◆ Directions for this task
Look through the records below and say how many lines include "header". Give only that number.

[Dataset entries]
----

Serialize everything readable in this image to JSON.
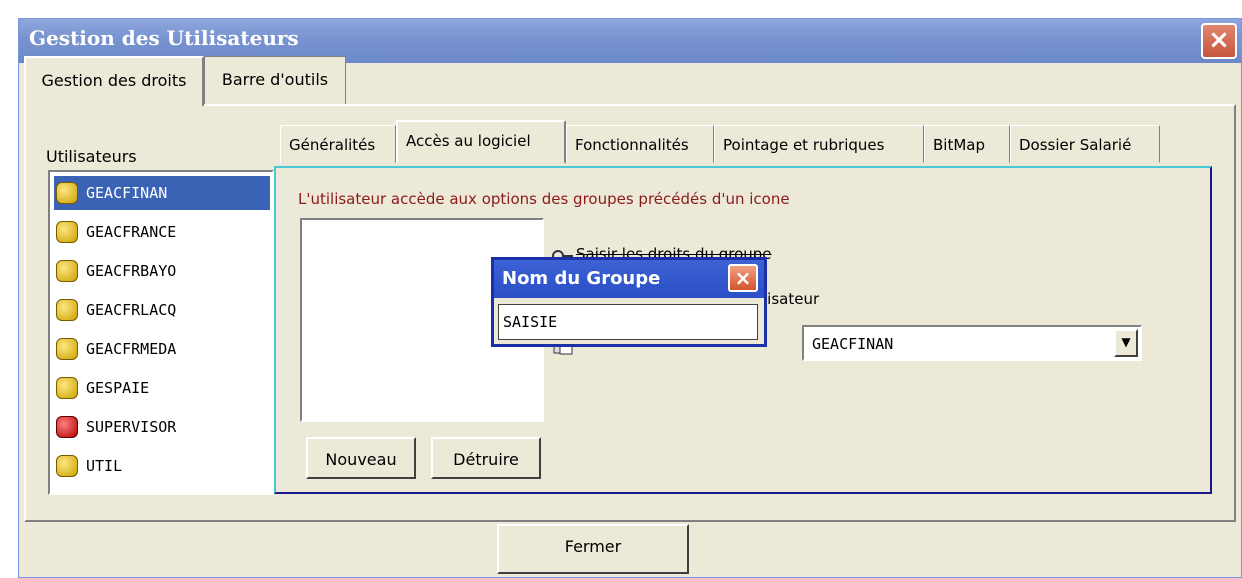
{
  "window": {
    "title": "Gestion des Utilisateurs"
  },
  "outer_tabs": [
    "Gestion des droits",
    "Barre d'outils"
  ],
  "users": {
    "label": "Utilisateurs",
    "items": [
      "GEACFINAN",
      "GEACFRANCE",
      "GEACFRBAYO",
      "GEACFRLACQ",
      "GEACFRMEDA",
      "GESPAIE",
      "SUPERVISOR",
      "UTIL"
    ],
    "selected": "GEACFINAN"
  },
  "inner_tabs": [
    "Généralités",
    "Accès au logiciel",
    "Fonctionnalités",
    "Pointage et rubriques",
    "BitMap",
    "Dossier Salarié"
  ],
  "panel": {
    "hint": "L'utilisateur accède aux options des groupes précédés d'un icone",
    "option1": "Saisir les droits du groupe",
    "option2": "lisateur",
    "combo_value": "GEACFINAN",
    "new_button": "Nouveau",
    "delete_button": "Détruire"
  },
  "dialog": {
    "title": "Nom du Groupe",
    "input_value": "SAISIE"
  },
  "footer": {
    "close_button": "Fermer"
  }
}
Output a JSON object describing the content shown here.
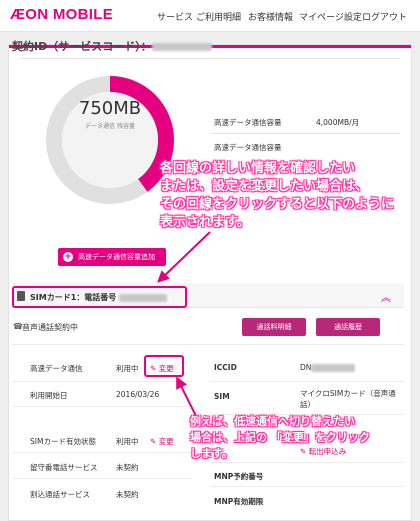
{
  "header": {
    "logo": "ÆON MOBILE",
    "nav": [
      "サービス",
      "ご利用明細",
      "お客様情報",
      "マイページ設定",
      "ログアウト"
    ]
  },
  "contract": {
    "label": "契約ID（サービスコード）："
  },
  "usage": {
    "value": "750MB",
    "sub": "データ通信 残容量",
    "fraction_used": 0.4,
    "rows": [
      {
        "label": "高速データ通信容量",
        "value": "4,000MB/月"
      },
      {
        "label": "高速データ通信容量",
        "value": ""
      }
    ]
  },
  "add_button": {
    "label": "高速データ通信容量追加"
  },
  "sim": {
    "title": "SIMカード1：電話番号",
    "voice": "音声通話契約中",
    "btn_detail": "通話料明細",
    "btn_history": "通話履歴"
  },
  "left_rows": [
    {
      "label": "高速データ通信",
      "value": "利用中",
      "change": "変更"
    },
    {
      "label": "利用開始日",
      "value": "2016/03/26",
      "change": ""
    },
    {
      "label": "SIMカード有効状態",
      "value": "利用中",
      "change": "変更"
    },
    {
      "label": "留守番電話サービス",
      "value": "未契約",
      "change": ""
    },
    {
      "label": "割込通話サービス",
      "value": "未契約",
      "change": ""
    }
  ],
  "right_rows": [
    {
      "label": "ICCID",
      "value": "DN"
    },
    {
      "label": "SIM",
      "value": "マイクロSIMカード（音声通話）"
    },
    {
      "label": "",
      "value": "転出申込み"
    },
    {
      "label": "MNP予約番号",
      "value": ""
    },
    {
      "label": "MNP有効期限",
      "value": ""
    }
  ],
  "annotation1": [
    "各回線の詳しい情報を確認したい",
    "または、設定を変更したい場合は、",
    "その回線をクリックすると以下のように",
    "表示されます。"
  ],
  "annotation2": [
    "例えば、低速通信へ切り替えたい",
    "場合は、上記の 「変更」をクリック",
    "します。"
  ],
  "colors": {
    "accent": "#e4007f",
    "button": "#b8277a",
    "annotation_outline": "#ff2f9f"
  }
}
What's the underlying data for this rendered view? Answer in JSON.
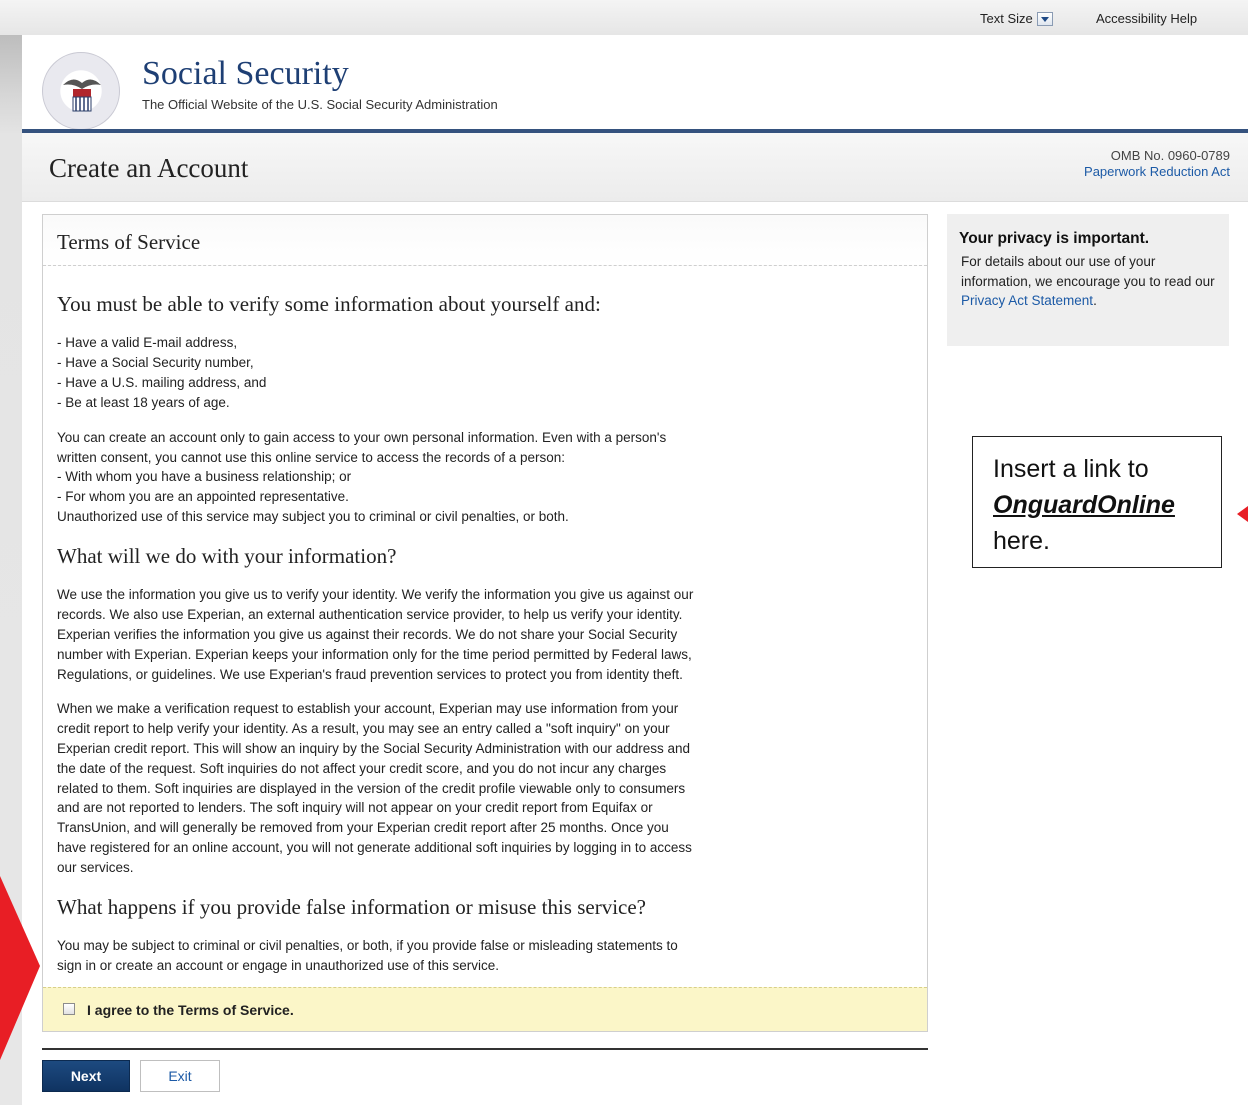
{
  "utility": {
    "text_size": "Text Size",
    "accessibility_help": "Accessibility Help"
  },
  "header": {
    "title": "Social Security",
    "subtitle": "The Official Website of the U.S. Social Security Administration"
  },
  "page": {
    "title": "Create an Account",
    "omb": "OMB No. 0960-0789",
    "paperwork": "Paperwork Reduction Act"
  },
  "panel": {
    "title": "Terms of Service",
    "section1": {
      "heading": "You must be able to verify some information about yourself and:",
      "items": [
        "- Have a valid E-mail address,",
        "- Have a Social Security number,",
        "- Have a U.S. mailing address, and",
        "- Be at least 18 years of age."
      ],
      "para": [
        "You can create an account only to gain access to your own personal information. Even with a person's",
        "written consent, you cannot use this online service to access the records of a person:",
        "- With whom you have a business relationship; or",
        "- For whom you are an appointed representative.",
        "Unauthorized use of this service may subject you to criminal or civil penalties, or both."
      ]
    },
    "section2": {
      "heading": "What will we do with your information?",
      "para1": [
        "We use the information you give us to verify your identity. We verify the information you give us against our",
        "records. We also use Experian, an external authentication service provider, to help us verify your identity.",
        "Experian verifies the information you give us against their records. We do not share your Social Security",
        "number with Experian. Experian keeps your information only for the time period permitted by Federal laws,",
        "Regulations, or guidelines. We use Experian's fraud prevention services to protect you from identity theft."
      ],
      "para2": [
        "When we make a verification request to establish your account, Experian may use information from your",
        "credit report to help verify your identity. As a result, you may see an entry called a \"soft inquiry\" on your",
        "Experian credit report. This will show an inquiry by the Social Security Administration with our address and",
        "the date of the request. Soft inquiries do not affect your credit score, and you do not incur any charges",
        "related to them. Soft inquiries are displayed in the version of the credit profile viewable only to consumers",
        "and are not reported to lenders. The soft inquiry will not appear on your credit report from Equifax or",
        "TransUnion, and will generally be removed from your Experian credit report after 25 months. Once you",
        "have registered for an online account, you will not generate additional soft inquiries by logging in to access",
        "our services."
      ]
    },
    "section3": {
      "heading": "What happens if you provide false information or misuse this service?",
      "para": [
        "You may be subject to criminal or civil penalties, or both, if you provide false or misleading statements to",
        "sign in or create an account or engage in unauthorized use of this service."
      ]
    },
    "agree_label": "I agree to the Terms of Service."
  },
  "buttons": {
    "next": "Next",
    "exit": "Exit"
  },
  "privacy": {
    "title": "Your privacy is important.",
    "text_before": "For details about our use of your information, we encourage you to read our ",
    "link": "Privacy Act Statement",
    "text_after": "."
  },
  "callout": {
    "line1": "Insert a link to",
    "emph": "OnguardOnline",
    "line3": "here."
  }
}
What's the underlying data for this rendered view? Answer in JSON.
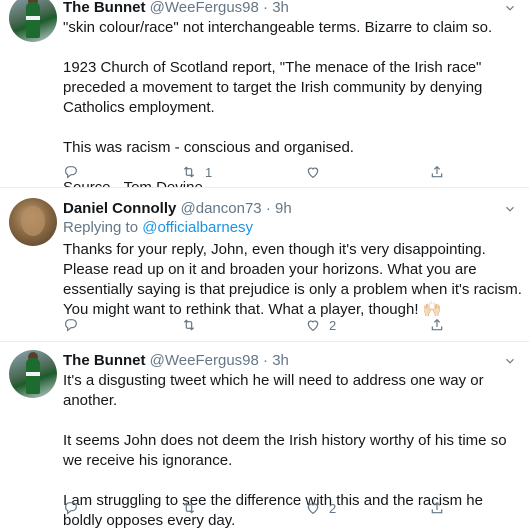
{
  "tweets": [
    {
      "author_name": "The Bunnet",
      "handle": "@WeeFergus98",
      "dot": "·",
      "time": "3h",
      "paragraphs": [
        "\"skin colour/race\" not interchangeable terms. Bizarre to claim so.",
        "1923 Church of Scotland report, \"The menace of the Irish race\" preceded a movement to target the Irish community by denying Catholics employment.",
        "This was racism - conscious and organised.",
        "Source - Tom Devine."
      ],
      "reply_count": "",
      "retweet_count": "1",
      "like_count": "",
      "avatar_icon": "avatar-footballer"
    },
    {
      "author_name": "Daniel Connolly",
      "handle": "@dancon73",
      "dot": "·",
      "time": "9h",
      "replying_prefix": "Replying to",
      "replying_to": "@officialbarnesy",
      "paragraphs": [
        "Thanks for your reply, John, even though it's very disappointing. Please read up on it and broaden your horizons. What you are essentially saying is that prejudice is only a problem when it's racism. You might want to rethink that. What a player, though! 🙌🏻"
      ],
      "reply_count": "",
      "retweet_count": "",
      "like_count": "2",
      "avatar_icon": "avatar-portrait"
    },
    {
      "author_name": "The Bunnet",
      "handle": "@WeeFergus98",
      "dot": "·",
      "time": "3h",
      "paragraphs": [
        "It's a disgusting tweet which he will need to address one way or another.",
        "It seems John does not deem the Irish history worthy of his time so we receive his ignorance.",
        "I am struggling to see the difference with this and the racism he boldly opposes every day."
      ],
      "reply_count": "",
      "retweet_count": "",
      "like_count": "2",
      "avatar_icon": "avatar-footballer"
    }
  ],
  "colors": {
    "text": "#14171a",
    "meta": "#657786",
    "link": "#1b95e0",
    "divider": "#e6ecf0"
  },
  "icons": [
    "reply-icon",
    "retweet-icon",
    "like-icon",
    "share-icon",
    "chevron-down-icon"
  ]
}
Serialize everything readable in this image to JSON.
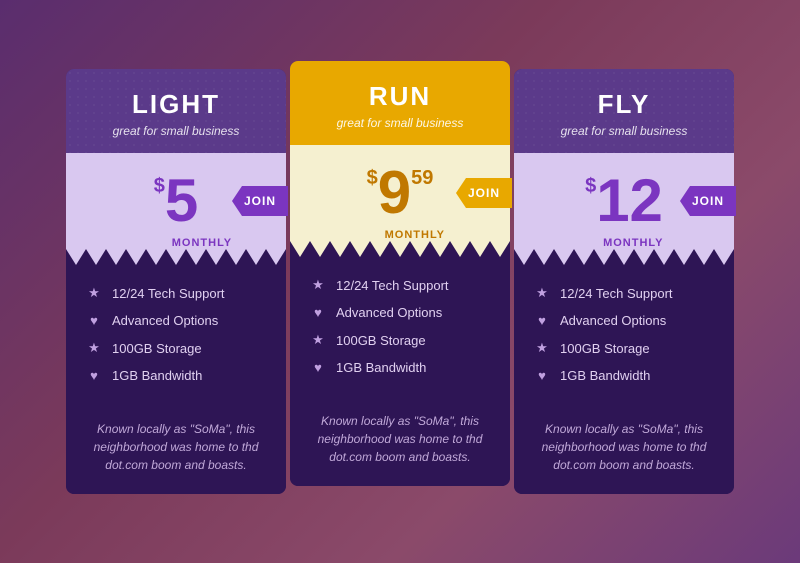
{
  "plans": [
    {
      "id": "light",
      "name": "LIGHT",
      "subtitle": "great for small business",
      "price_symbol": "$",
      "price_main": "5",
      "price_cents": "",
      "price_period": "MONTHLY",
      "join_label": "JOIN",
      "header_class": "light-header",
      "pricing_class": "light-pricing",
      "features": [
        {
          "icon": "★",
          "text": "12/24 Tech Support"
        },
        {
          "icon": "♥",
          "text": "Advanced Options"
        },
        {
          "icon": "★",
          "text": "100GB Storage"
        },
        {
          "icon": "♥",
          "text": "1GB Bandwidth"
        }
      ],
      "description": "Known locally as \"SoMa\", this neighborhood was home to thd dot.com boom and boasts."
    },
    {
      "id": "run",
      "name": "RUN",
      "subtitle": "great for small business",
      "price_symbol": "$",
      "price_main": "9",
      "price_cents": "59",
      "price_period": "MONTHLY",
      "join_label": "JOIN",
      "header_class": "run-header",
      "pricing_class": "run-pricing",
      "features": [
        {
          "icon": "★",
          "text": "12/24 Tech Support"
        },
        {
          "icon": "♥",
          "text": "Advanced Options"
        },
        {
          "icon": "★",
          "text": "100GB Storage"
        },
        {
          "icon": "♥",
          "text": "1GB Bandwidth"
        }
      ],
      "description": "Known locally as \"SoMa\", this neighborhood was home to thd dot.com boom and boasts."
    },
    {
      "id": "fly",
      "name": "FLY",
      "subtitle": "great for small business",
      "price_symbol": "$",
      "price_main": "12",
      "price_cents": "",
      "price_period": "MONTHLY",
      "join_label": "JOIN",
      "header_class": "fly-header",
      "pricing_class": "fly-pricing",
      "features": [
        {
          "icon": "★",
          "text": "12/24 Tech Support"
        },
        {
          "icon": "♥",
          "text": "Advanced Options"
        },
        {
          "icon": "★",
          "text": "100GB Storage"
        },
        {
          "icon": "♥",
          "text": "1GB Bandwidth"
        }
      ],
      "description": "Known locally as \"SoMa\", this neighborhood was home to thd dot.com boom and boasts."
    }
  ]
}
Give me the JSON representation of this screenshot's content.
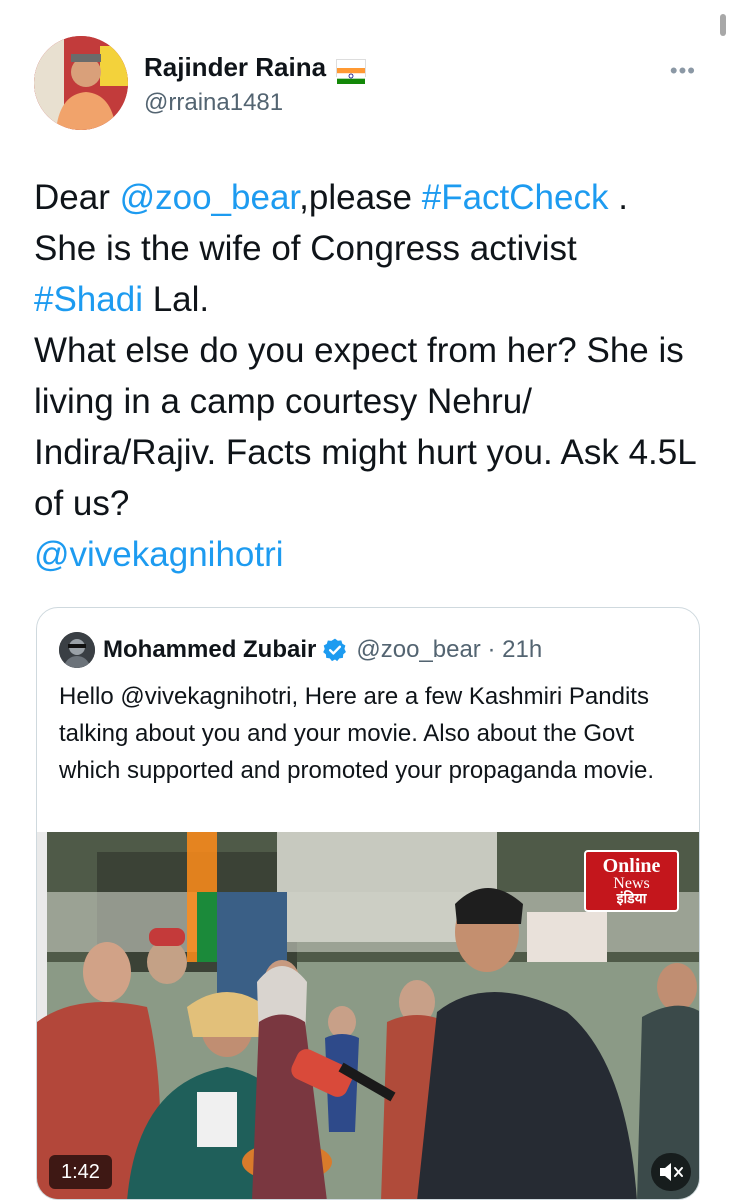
{
  "tweet": {
    "author_name": "Rajinder Raina",
    "author_handle": "@rraina1481",
    "more_label": "•••",
    "text": {
      "dear": "Dear ",
      "mention_zoo": "@zoo_bear",
      "please": ",please ",
      "hashtag_factcheck": "#FactCheck",
      "period": " .",
      "wife": "She is the wife of Congress activist",
      "hashtag_shadi": "#Shadi",
      "lal": " Lal.",
      "rest": "What else do you expect from her? She is living in a camp courtesy Nehru/ Indira/Rajiv. Facts might hurt you. Ask 4.5L of us?",
      "mention_vivek": "@vivekagnihotri"
    }
  },
  "quoted": {
    "author_name": "Mohammed Zubair",
    "author_handle": "@zoo_bear · 21h",
    "text": "Hello @vivekagnihotri, Here are a few Kashmiri Pandits talking about you and your movie. Also about the Govt which supported and promoted your propaganda movie.",
    "video": {
      "duration": "1:42",
      "logo_line1": "Online",
      "logo_line2": "News",
      "logo_line3": "इंडिया"
    }
  },
  "colors": {
    "link": "#1d9bf0",
    "verified": "#1d9bf0",
    "secondary_text": "#536471"
  }
}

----

◆ Output of the exercise
5